If you dream of buying a house, you probably imagine sipping coffee on your front porch and hosting backyard barbecues, not speed dialing the plumber as your basement floods.
Before you commit to a home, you should carefully consider the downsides of homeownership.
Here are five lessons new homeowners learned the hard way — and that you can find out before you buy:
A Shorter Mortgage Can Save a Bundle.
New homebuyers often get steered into 30-year mortgages. But interest rates are lower on 15-year mortgages, you pay less interest overall, and you pay off your house in half the time.
For example, a calculator from Chase shows a shorter mortgage can save you $25,000 in interest on a $200,000 home. On the other hand, it’s a bad idea to jump into a 15-year loan if it will be a stretch to make the higher monthly payment.

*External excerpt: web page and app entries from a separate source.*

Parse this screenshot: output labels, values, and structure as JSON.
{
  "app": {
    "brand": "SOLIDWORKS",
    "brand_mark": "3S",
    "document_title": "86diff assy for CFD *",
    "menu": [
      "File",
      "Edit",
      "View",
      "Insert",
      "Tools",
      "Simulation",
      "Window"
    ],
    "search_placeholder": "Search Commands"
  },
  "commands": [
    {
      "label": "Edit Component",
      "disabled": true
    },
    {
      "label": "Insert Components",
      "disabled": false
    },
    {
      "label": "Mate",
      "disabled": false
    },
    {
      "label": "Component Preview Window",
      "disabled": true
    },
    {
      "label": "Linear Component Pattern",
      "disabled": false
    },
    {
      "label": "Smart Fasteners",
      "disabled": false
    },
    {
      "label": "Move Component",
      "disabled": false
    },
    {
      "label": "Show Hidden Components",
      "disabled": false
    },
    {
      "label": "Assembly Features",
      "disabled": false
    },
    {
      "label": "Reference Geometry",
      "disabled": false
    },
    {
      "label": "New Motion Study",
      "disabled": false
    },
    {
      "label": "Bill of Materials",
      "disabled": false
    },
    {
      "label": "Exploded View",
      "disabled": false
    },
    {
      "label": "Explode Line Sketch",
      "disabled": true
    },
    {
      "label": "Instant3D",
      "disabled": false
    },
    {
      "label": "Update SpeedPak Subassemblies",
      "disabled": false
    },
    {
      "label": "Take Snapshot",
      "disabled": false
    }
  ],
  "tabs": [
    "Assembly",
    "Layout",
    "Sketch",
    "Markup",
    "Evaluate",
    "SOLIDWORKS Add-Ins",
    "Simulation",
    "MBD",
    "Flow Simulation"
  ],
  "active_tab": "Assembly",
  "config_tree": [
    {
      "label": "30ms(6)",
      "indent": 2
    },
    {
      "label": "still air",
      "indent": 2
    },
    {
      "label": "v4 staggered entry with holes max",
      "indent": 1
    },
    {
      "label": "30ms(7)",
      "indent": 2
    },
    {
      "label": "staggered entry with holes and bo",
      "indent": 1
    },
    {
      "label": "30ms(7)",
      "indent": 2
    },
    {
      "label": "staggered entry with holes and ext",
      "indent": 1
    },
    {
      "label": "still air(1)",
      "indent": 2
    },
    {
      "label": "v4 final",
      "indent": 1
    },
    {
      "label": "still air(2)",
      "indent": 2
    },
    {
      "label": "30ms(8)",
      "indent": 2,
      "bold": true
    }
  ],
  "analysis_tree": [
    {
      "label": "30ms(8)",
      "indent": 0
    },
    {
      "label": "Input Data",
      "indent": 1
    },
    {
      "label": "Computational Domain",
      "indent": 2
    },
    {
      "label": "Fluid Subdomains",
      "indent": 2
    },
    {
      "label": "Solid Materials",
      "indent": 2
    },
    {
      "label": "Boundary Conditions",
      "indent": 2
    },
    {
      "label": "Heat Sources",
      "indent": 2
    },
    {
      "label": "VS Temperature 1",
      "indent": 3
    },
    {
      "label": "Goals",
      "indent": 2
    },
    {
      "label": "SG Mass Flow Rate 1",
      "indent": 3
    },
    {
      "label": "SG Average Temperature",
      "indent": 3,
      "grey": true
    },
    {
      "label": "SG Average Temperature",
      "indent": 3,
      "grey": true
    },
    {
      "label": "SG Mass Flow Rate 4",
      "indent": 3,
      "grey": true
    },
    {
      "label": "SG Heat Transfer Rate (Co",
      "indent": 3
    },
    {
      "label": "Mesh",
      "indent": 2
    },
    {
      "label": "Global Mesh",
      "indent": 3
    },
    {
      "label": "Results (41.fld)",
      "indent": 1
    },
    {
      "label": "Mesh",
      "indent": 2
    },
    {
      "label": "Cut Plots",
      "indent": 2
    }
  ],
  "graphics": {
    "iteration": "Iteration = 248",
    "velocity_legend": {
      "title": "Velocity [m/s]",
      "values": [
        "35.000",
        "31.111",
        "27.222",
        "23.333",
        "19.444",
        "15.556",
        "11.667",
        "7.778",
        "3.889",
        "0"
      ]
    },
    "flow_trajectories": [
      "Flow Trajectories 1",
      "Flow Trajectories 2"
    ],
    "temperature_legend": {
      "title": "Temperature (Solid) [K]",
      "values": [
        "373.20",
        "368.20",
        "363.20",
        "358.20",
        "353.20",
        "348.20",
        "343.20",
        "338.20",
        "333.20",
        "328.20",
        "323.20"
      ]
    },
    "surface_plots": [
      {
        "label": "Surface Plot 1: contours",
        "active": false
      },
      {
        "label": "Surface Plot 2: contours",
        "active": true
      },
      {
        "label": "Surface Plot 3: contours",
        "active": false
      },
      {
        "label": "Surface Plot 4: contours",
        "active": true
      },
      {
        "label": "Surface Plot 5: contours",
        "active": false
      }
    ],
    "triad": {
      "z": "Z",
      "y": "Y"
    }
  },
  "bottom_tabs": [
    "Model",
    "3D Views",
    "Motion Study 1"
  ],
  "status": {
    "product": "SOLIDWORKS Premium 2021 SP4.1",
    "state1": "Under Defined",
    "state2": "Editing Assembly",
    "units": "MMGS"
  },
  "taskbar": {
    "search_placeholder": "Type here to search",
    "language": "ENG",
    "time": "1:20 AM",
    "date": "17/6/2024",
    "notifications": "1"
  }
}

A best-of-both-worlds option: get a 30-year fixed-rate mortgage and pay extra each month, said Anthony Piccone, president and CEO of 7th Level Mortgage. That way, you pay down your loan balance quickly without locking yourself into the higher payment, he said.
Several years ago, Ali Wenzke, who runs The Art of Happy Moving, moved with her family from Chicago to Nashville, TN. They bought their “dream house” — a brick Colonial in a gated community. But they focused so much on the home they didn’t consider whether the neighborhood was a fit.
“While our kids toddled around, the neighborhood kids headed off to college,” Wenzke said. “Not only did our children not have friends in the area, but this made it difficult for my husband and I to integrate into the community.”
They put their house on the market and moved back to Chicago, where they rented first to get a better feel for their new neighborhood.
You’re Never Prepared For the Worst
Every new homeowner quickly learns that home disasters happen at the worst times. And you don’t want to frantically Google local plumbers at 2 a.m. as your hot water heater floods your hardwood floor. Ask neighbors for the trusted names and numbers of each of the following and stick them into phone:
- Appliance repair tech
- HVAC company
When New York City tour company owner Georgette Blau recently bought a house a half hour outside the city, she found not one but three good handymen.
“Emergencies arise and, unlike apartment living where we just moved from, there is no super to help you,” Blau said.
It’s a Ton of Work.
When Blau rented on New York’s Upper East Side, she reserved Sundays for going to museums and plays. Now, she spends weekends on home tasks such as, recently, shopping for a $275 leaf blower with her five-year-old son and 3-month-old daughter in tow.
“Now I’m dragging two kids to Home Depot,” she says.
For homeowners, weekends quickly fill with chores ranging from painting to pruning shrubs.
“It sounds obvious, but I did not know how much work a house would require, as far as both the interior and the exterior,” Blau said.
Neglecting Maintenance Will Cost You.
When John Bodrozic bought his first house, a 1970s ranch in a Sacramento, CA suburb, he didn’t know he needed to trim the shrubs around his outdoor air conditioning unit so air could circulate freely. When his A/C stopped working due to the strain of being choked by leafy branches, the repairman told him the unit needed a new motor, at a cost of $1,200.
“I felt like a dumb homeowner,” he said.
To help others avoid similar mistakes, Bodrozic co-founded HomeZada, a digital hub for home management where you can get reminders to perform routine maintenance tasks. For example, remembering to clean out dryer vents and to check for roof leaks are both small chores that can prevent costly damage.
“Nobody teaches you these things,” Bodrozic said.